● **AIM OF THE TASK**
Please return every line of the records below that contains the word "点击添加文本".

● **GIVEN ENTRIES**
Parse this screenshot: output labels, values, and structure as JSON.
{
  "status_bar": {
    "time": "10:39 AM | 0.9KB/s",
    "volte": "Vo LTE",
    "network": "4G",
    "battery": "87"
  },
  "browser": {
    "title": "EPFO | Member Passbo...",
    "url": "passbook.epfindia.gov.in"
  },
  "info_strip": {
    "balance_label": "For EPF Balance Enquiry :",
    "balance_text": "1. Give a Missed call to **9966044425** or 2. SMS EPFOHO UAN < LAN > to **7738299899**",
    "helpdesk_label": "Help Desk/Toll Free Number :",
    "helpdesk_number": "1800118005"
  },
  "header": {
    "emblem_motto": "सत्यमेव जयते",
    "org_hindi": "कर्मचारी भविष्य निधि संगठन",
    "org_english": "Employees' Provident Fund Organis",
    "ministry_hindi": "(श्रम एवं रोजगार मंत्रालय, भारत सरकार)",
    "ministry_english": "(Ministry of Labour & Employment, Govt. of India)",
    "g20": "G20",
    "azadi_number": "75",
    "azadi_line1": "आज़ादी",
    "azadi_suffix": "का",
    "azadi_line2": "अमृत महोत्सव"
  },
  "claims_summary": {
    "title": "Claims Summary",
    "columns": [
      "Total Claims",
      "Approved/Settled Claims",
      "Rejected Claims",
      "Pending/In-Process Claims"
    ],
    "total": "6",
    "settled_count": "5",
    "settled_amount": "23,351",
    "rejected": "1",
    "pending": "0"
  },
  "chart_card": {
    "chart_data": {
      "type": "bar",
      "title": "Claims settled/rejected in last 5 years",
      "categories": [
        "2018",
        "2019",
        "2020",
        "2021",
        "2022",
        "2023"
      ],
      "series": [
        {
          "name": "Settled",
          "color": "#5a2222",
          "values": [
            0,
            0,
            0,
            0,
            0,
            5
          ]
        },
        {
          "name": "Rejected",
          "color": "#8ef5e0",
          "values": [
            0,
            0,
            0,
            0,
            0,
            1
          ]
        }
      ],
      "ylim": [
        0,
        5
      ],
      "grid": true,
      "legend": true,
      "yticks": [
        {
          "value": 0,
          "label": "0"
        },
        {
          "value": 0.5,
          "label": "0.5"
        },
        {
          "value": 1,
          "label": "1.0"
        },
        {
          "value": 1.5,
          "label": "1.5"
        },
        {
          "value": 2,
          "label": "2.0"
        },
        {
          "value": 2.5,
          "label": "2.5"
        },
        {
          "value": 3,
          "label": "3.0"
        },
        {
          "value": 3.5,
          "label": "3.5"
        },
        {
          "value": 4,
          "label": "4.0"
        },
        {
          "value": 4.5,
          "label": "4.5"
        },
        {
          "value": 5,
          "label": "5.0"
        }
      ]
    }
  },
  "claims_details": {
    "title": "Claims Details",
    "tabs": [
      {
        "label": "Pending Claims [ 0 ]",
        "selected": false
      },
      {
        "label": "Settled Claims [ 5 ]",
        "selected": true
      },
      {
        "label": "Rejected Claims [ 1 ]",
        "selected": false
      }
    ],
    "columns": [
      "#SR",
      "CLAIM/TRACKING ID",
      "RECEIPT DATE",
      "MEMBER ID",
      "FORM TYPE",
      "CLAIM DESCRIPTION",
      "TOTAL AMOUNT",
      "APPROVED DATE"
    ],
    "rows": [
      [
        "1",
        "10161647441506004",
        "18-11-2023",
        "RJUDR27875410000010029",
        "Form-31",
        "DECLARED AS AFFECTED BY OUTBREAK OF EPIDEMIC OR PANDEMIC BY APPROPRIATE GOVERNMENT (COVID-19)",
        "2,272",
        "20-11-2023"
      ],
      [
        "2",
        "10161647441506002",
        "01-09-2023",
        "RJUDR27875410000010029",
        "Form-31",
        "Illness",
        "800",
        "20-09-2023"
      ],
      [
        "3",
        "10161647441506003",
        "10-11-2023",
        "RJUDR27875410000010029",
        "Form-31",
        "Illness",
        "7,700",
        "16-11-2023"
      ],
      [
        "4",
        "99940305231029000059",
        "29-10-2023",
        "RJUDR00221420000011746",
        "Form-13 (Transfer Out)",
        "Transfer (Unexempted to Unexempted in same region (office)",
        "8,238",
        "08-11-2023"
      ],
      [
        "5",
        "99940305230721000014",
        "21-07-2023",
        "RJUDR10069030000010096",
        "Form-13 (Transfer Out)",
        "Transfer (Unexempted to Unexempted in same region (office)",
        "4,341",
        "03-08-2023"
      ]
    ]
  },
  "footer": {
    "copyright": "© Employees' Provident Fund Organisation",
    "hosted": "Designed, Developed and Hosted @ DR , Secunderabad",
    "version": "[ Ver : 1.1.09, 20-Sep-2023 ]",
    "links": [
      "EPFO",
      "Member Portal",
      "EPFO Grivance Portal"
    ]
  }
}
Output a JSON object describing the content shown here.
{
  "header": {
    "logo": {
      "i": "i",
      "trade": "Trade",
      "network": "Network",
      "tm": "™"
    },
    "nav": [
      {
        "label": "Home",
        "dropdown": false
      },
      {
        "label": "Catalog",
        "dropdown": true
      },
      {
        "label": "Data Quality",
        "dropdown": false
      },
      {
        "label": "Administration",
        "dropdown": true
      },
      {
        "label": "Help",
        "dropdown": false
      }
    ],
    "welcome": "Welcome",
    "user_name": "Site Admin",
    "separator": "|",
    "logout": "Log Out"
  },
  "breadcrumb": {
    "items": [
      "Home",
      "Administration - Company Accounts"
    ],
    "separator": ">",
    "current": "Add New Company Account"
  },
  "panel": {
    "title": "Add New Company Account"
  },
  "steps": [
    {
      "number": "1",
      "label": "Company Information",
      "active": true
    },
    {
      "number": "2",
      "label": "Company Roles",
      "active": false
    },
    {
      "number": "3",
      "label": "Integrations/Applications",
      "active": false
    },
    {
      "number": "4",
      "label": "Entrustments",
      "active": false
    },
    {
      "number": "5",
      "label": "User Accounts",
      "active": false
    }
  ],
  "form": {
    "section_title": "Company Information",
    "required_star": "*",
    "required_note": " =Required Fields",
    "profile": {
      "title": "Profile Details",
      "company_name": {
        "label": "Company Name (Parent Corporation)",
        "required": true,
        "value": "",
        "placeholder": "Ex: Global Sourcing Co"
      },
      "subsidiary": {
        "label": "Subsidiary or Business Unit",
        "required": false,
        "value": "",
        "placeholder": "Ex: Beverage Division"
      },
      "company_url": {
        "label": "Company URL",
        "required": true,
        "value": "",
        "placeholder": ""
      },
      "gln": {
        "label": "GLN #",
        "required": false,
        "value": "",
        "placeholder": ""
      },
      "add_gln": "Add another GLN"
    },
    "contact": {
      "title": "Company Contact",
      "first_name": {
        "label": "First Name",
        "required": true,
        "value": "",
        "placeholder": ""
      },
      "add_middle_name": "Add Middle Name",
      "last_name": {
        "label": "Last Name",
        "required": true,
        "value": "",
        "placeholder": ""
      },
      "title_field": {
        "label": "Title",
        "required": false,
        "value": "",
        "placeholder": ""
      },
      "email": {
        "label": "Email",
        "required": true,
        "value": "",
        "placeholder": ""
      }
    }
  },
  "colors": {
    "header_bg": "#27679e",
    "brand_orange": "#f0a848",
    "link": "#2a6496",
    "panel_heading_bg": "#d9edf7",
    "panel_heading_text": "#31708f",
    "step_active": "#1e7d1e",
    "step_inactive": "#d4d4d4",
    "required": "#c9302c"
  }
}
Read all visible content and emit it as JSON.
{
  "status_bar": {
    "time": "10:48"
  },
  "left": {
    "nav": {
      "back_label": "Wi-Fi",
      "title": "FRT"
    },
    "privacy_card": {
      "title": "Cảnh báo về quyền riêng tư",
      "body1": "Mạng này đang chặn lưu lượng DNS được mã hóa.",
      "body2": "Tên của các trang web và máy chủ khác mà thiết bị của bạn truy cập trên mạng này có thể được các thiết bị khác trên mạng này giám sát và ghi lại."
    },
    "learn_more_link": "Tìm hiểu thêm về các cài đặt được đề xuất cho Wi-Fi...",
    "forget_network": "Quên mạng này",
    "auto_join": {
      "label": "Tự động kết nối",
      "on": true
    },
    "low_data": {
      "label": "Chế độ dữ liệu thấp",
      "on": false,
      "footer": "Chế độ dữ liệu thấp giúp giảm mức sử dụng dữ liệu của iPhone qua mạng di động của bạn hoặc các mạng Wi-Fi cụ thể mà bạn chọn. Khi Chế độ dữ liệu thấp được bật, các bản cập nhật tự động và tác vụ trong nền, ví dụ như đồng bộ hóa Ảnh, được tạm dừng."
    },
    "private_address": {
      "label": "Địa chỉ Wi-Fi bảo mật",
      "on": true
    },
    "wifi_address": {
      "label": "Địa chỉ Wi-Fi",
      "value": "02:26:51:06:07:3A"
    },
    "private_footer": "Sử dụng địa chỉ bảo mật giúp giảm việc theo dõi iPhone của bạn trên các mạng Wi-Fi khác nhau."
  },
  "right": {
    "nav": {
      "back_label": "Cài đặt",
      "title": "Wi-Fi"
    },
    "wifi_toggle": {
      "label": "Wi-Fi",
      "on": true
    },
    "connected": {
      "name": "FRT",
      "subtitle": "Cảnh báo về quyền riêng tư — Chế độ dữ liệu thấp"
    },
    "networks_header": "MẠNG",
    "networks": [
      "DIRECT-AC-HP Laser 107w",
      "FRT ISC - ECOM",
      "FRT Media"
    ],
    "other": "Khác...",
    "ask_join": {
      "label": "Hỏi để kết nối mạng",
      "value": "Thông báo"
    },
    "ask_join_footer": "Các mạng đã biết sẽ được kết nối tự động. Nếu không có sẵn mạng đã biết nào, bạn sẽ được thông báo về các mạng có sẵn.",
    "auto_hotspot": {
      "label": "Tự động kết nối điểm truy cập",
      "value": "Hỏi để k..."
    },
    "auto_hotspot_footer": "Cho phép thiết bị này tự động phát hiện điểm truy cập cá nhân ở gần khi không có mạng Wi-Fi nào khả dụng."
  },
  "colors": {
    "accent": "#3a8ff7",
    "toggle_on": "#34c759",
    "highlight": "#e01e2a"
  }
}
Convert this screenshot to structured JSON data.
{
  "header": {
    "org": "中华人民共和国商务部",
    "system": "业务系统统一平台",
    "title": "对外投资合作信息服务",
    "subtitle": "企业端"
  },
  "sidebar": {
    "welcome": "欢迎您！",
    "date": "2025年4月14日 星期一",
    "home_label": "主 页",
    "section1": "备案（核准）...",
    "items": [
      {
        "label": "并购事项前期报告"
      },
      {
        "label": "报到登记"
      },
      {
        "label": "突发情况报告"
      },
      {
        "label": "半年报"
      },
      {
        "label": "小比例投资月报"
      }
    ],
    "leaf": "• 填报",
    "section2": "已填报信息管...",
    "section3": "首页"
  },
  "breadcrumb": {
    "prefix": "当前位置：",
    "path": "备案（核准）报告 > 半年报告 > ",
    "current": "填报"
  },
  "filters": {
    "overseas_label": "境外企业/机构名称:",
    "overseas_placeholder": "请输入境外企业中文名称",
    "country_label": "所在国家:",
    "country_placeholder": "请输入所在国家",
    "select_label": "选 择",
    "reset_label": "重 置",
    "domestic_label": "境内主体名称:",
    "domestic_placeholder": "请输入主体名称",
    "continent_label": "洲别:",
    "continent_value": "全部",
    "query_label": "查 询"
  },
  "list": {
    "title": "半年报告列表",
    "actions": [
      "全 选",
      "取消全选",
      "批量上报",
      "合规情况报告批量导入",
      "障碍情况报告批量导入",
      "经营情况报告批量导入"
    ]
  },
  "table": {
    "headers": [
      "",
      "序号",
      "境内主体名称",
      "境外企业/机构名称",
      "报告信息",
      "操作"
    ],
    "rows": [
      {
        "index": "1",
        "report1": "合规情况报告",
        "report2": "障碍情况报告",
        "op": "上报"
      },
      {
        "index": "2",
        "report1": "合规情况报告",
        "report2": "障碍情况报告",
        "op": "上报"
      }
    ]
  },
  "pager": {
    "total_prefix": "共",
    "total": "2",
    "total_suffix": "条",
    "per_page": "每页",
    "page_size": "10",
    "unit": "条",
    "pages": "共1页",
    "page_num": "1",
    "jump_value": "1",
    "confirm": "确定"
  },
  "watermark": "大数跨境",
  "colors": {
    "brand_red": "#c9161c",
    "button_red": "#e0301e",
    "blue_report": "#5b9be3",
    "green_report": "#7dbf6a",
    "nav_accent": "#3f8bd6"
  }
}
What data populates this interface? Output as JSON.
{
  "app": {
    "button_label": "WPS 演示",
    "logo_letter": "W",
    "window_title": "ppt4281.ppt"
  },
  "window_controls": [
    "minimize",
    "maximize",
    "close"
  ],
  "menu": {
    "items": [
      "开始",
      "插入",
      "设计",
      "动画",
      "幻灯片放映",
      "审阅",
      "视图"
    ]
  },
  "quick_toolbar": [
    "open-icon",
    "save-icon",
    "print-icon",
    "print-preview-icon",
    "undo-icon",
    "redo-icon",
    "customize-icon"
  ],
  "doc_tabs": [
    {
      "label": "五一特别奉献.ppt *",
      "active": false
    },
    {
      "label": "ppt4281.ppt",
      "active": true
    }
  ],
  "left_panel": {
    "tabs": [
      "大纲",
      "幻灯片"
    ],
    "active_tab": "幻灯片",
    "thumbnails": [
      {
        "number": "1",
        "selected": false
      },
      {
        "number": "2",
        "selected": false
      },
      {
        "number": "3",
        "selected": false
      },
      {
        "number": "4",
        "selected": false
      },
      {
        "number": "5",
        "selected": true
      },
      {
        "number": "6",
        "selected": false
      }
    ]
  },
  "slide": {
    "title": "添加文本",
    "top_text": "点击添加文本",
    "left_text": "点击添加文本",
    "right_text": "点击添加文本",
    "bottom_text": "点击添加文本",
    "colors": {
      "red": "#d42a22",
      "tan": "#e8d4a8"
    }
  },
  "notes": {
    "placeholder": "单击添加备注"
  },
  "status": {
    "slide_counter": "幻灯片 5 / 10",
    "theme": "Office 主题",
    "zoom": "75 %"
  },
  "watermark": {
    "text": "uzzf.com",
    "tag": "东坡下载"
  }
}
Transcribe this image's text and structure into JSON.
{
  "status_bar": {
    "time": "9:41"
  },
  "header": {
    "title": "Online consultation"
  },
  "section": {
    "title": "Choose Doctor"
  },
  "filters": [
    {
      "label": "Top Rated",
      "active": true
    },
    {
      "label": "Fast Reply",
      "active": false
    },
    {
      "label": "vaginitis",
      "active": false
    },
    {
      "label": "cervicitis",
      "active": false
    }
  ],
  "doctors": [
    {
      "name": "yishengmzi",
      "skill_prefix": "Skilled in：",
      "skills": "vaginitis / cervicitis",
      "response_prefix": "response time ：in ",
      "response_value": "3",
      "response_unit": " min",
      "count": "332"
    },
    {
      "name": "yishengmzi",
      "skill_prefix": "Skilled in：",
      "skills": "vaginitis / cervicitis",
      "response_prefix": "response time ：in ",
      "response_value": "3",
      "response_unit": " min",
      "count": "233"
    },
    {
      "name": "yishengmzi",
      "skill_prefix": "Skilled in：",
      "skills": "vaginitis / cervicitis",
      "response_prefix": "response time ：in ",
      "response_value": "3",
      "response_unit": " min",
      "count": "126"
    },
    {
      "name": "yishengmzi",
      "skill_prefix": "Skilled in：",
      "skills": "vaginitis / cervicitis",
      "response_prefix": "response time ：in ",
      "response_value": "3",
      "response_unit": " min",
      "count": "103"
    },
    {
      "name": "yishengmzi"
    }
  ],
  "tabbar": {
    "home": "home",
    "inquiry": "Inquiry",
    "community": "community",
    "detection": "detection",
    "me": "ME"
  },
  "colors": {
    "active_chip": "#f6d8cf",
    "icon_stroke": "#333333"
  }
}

● **TASK RESPONSE**
    "top_text": "点击添加文本",
    "left_text": "点击添加文本",
    "right_text": "点击添加文本",
    "bottom_text": "点击添加文本",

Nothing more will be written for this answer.